It is very difficult to get into classes at Berkeley?
Not if you plan accordingly! Keep in mind that many intro-level classes (such as Math, Chemistry, Physics) can be tricky to get into. But students manage, and there is a lot of advice available from other students. If you experience issues with enrolling into any BioE classes, reach out to Marisela, who can help troubleshoot (sorry, BioE courses only!)
I’m interested going to medical school. Is BioE a good major for that?
Many bioengineers plan to apply to medical school, and we have quite a few alumni who are successful doctors or clinical researchers. The most popular concentration for premeds is Cell & Tissue Engineering. Students should keep an eye on medical school requirements and select the recommended courses.
Do a lot of students drop out of BioE? Do you make students compete to stay in the major?
Bioengineering does not make students compete or reapply to remain in the program. We do not lose a significant number of students to major change, transfer, or withdrawal between admission and graduation. There is always a certain amount of in and out due to personal issues and the nature of young adults finding the path that works for them, which is to be expected, but bioengineering tends to be a popular major for students to stay in their entire time or change majors to, rather than away from.

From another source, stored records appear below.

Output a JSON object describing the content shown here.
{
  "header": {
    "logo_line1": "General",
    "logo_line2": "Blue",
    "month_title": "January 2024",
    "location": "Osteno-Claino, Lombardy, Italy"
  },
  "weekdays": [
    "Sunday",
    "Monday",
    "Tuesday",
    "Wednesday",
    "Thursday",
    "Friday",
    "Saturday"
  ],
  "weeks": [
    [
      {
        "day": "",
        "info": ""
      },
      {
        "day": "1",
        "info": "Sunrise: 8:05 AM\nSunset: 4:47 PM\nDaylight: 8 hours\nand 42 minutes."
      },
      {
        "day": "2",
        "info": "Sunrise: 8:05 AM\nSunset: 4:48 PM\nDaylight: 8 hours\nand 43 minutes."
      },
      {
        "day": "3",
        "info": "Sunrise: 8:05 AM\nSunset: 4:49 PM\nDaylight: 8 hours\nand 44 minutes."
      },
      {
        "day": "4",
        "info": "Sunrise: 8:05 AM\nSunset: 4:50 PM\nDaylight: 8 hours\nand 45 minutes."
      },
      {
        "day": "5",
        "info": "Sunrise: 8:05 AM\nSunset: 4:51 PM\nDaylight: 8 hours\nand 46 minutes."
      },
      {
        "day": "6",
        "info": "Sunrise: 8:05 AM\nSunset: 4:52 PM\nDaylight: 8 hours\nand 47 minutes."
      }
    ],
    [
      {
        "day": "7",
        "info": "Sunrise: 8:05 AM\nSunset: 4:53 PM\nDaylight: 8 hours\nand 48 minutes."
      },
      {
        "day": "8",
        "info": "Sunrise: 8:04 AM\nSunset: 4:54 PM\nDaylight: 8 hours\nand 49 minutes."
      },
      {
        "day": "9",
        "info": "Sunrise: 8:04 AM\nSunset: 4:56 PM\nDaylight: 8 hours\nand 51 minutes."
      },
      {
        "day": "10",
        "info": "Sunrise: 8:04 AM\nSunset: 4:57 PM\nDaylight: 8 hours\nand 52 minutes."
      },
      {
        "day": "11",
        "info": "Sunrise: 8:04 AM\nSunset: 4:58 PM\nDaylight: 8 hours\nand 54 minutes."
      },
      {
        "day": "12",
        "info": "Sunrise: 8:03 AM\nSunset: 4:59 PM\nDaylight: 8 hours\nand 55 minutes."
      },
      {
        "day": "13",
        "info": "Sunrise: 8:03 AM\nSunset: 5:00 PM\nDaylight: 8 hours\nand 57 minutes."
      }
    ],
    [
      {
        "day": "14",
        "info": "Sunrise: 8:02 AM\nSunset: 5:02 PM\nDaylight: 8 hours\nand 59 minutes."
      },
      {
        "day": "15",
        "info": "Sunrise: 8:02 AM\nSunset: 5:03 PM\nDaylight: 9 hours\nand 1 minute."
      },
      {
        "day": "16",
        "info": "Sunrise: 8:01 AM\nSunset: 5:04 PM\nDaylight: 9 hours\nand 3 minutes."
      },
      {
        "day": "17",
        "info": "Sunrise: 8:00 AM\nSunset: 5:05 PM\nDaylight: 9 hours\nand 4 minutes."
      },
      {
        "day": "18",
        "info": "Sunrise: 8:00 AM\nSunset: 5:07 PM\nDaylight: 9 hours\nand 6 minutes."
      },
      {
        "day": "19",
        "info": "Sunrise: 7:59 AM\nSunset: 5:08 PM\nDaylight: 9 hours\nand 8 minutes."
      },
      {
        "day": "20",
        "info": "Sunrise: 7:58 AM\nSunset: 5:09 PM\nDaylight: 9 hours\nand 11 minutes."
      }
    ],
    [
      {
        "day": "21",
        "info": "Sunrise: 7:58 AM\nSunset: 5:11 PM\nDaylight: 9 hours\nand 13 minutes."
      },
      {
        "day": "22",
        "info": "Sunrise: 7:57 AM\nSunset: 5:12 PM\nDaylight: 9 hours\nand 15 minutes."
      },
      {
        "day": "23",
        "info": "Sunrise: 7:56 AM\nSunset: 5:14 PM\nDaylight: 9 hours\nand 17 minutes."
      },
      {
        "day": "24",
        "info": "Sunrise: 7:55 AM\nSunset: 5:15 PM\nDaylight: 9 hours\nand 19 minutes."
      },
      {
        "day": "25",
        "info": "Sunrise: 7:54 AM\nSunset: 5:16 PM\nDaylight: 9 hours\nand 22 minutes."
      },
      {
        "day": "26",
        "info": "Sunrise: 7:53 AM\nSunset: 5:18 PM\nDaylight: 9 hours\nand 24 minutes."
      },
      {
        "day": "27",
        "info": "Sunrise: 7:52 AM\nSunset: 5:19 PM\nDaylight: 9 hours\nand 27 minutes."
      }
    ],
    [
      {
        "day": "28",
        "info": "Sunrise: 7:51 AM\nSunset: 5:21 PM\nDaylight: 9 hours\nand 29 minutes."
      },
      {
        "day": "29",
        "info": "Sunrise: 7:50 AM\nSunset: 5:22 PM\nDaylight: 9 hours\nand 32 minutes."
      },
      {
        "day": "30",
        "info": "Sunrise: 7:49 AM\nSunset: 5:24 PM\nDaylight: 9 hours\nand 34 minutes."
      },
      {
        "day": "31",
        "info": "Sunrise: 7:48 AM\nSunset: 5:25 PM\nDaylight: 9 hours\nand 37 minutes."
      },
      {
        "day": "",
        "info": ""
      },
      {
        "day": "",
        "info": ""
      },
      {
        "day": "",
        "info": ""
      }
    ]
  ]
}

What is it like in BioE? Is it cutthroat and competitive?
BioE students tend to be collaborative, cooperative, and enthusiastic. Most of our students are involved in some sort of extracurricular activity. The department faculty are known for being approachable, and our department is very strongly committed to the principles of diversity, equity and inclusion. Everyone is welcome in bioengineering, and we’re working together to improve our world.
Will I get to do research outside of class? How soon can I start?
All students are required to do at least one semester of intensive design work, either through the capstone course (BioE 192), other project-oriented courses, or laboratory research. Most of our students do some extracurricular research in addition to the requirement, many do extensive research over a period of years. 89% of senior students surveyed have done extracurricular research. There are many opportunities for undergrads to get in the lab. Some are defined programs, but students also approach faculty directly to arrange to work in their labs, or do summer research at other institutions. It is not necessary or recommended to start research Freshman year.
What about after graduation? Will I be able to get a job?
Our students do very well after graduating. According to the annual Career Destinations Survey, 48% of our surveyed graduating seniors had already secured full-time jobs at graduation, and 34% had secured admission to graduate or medical school. According to our own survey, 55% of seniors plan to work immediately after graduation, 25% plan to go directly to graduate school, and 9% plan to go directly to medical school. It is popular to work for a year or two before starting graduate school. Anecdotally, our alumni are very successful; we have many in leadership positions in industry, managing their own startups, practicing medicine, and who are faculty at leading universities.
Why aren’t you ABET accredited?
ABET is a traditional engineering organization, which requires a narrow program of courses to allow them to benchmark a standardized set of skills. Bioengineering is a very interdisciplinary and diverse major, and we prefer to allow our students to specialize in their areas of interest.
Is ABET accreditation important?
Not in BioE. Bioengineering is a very diverse field with a range of relevant skills that would be difficult to standardize. The quality and reputation of the school are much more important, and Berkeley certainly has that. Many top programs, such as MIT and Stanford, are not accredited. There is no certification exam for BioE as there is for Civil Engineering. Our students have not had trouble finding employment or graduate school admission due to ABET.